(YOUR GOAL):
Gather from the material every line that contains the string "screenshot".
====
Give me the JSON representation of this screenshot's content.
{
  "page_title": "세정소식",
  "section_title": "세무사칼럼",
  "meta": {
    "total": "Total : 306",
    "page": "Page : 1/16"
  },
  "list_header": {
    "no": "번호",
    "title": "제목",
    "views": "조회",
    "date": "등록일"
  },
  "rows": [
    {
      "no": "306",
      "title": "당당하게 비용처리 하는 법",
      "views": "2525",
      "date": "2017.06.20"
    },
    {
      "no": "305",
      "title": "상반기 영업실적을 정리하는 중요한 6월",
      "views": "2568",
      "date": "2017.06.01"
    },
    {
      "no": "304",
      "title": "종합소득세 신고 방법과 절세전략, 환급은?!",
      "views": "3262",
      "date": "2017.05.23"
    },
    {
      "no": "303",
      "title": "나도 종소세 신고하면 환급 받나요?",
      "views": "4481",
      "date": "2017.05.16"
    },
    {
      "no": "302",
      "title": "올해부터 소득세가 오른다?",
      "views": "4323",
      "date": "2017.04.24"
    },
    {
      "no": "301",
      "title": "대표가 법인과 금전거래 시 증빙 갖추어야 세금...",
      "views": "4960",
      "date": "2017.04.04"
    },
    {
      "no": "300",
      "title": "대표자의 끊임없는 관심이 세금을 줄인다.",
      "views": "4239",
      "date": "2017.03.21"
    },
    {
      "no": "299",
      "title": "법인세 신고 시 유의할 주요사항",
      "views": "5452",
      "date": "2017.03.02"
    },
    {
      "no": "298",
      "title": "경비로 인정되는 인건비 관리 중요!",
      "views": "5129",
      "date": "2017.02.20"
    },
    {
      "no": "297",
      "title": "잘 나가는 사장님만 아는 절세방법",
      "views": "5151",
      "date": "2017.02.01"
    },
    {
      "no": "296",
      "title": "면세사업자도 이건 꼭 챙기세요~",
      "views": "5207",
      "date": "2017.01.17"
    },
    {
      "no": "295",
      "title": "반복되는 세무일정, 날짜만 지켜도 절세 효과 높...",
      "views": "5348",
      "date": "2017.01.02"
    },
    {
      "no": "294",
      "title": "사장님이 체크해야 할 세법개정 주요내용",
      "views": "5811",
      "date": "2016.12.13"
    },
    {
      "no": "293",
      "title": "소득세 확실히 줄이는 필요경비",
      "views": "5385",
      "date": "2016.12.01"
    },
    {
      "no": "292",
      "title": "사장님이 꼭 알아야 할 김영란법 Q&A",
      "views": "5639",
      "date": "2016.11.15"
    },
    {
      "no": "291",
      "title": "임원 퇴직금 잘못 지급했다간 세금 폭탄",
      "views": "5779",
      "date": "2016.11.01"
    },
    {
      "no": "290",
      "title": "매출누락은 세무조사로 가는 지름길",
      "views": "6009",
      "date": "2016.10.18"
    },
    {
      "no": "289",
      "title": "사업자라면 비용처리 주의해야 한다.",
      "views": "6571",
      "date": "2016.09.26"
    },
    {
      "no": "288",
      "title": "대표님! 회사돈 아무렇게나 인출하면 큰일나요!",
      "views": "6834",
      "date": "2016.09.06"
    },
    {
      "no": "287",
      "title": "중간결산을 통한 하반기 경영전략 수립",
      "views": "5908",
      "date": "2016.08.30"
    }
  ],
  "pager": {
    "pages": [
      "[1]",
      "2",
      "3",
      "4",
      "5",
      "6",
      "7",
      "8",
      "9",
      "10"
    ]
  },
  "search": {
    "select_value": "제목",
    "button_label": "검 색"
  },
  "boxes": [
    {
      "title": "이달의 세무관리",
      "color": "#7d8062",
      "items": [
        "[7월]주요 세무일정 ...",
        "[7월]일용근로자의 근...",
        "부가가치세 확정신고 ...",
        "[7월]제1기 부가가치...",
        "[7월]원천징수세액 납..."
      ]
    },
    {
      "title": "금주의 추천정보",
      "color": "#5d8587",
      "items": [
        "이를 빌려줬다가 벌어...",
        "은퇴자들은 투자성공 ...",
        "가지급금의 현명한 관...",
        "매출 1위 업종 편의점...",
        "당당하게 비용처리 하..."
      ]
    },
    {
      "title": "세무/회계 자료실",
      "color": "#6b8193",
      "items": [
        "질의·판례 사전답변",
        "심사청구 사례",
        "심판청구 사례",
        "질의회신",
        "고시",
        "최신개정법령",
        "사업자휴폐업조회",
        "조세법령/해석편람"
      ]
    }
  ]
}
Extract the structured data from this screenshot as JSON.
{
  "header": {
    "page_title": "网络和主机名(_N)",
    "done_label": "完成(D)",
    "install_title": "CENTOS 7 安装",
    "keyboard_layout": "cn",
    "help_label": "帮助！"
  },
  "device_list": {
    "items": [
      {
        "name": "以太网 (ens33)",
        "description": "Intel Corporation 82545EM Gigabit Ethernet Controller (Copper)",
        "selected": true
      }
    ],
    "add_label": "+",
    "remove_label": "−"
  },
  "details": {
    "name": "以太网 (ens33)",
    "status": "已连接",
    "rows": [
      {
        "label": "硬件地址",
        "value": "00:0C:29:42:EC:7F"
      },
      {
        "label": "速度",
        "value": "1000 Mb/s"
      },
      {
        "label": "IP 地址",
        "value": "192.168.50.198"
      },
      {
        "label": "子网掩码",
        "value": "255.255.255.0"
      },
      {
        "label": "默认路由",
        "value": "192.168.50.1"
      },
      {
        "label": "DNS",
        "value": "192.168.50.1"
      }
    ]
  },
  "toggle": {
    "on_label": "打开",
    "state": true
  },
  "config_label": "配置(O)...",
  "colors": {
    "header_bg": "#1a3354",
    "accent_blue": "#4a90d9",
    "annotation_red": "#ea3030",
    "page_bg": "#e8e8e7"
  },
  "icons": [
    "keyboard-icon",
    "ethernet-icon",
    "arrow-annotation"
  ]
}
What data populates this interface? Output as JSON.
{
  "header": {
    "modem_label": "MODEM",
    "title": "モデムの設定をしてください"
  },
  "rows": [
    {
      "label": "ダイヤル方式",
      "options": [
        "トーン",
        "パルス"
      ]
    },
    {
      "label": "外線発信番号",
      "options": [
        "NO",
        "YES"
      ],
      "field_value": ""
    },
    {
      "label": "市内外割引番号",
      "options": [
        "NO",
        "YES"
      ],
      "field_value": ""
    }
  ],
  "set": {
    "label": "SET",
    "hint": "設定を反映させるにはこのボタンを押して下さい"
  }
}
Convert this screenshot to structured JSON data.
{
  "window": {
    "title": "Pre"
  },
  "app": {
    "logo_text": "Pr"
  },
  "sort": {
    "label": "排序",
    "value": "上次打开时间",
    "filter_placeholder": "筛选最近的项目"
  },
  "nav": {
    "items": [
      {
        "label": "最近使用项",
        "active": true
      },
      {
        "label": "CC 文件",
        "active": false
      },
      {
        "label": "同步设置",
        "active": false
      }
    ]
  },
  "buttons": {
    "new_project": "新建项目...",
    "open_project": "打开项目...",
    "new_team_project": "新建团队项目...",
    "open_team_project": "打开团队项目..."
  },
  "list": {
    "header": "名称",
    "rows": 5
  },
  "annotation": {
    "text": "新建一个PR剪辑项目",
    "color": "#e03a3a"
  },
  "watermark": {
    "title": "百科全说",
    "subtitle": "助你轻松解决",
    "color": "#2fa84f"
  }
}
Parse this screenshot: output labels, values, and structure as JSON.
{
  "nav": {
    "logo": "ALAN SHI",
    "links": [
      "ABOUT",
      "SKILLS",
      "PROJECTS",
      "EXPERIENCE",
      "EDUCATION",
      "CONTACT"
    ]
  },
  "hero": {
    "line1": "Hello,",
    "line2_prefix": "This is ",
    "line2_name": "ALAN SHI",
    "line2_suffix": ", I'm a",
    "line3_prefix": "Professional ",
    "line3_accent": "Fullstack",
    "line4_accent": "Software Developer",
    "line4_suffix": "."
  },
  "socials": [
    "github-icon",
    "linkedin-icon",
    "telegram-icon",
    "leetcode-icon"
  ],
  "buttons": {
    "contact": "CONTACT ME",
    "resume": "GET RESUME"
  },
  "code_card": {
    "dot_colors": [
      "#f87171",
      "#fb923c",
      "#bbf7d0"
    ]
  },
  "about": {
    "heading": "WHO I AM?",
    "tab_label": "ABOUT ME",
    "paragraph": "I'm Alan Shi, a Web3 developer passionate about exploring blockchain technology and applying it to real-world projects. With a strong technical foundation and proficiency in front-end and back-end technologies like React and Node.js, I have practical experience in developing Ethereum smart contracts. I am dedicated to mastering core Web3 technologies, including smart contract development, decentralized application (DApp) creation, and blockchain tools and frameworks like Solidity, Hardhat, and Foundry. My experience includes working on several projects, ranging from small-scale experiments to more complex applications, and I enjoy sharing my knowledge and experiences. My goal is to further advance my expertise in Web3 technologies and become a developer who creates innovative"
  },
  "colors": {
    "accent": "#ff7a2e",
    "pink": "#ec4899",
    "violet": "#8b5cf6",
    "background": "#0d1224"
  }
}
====
(ANSWER SECTION):
Give me the JSON representation of this screenshot's content.
Extract the structured data from this screenshot as JSON.
Convert this screenshot to structured JSON data.
Parse this screenshot: output labels, values, and structure as JSON.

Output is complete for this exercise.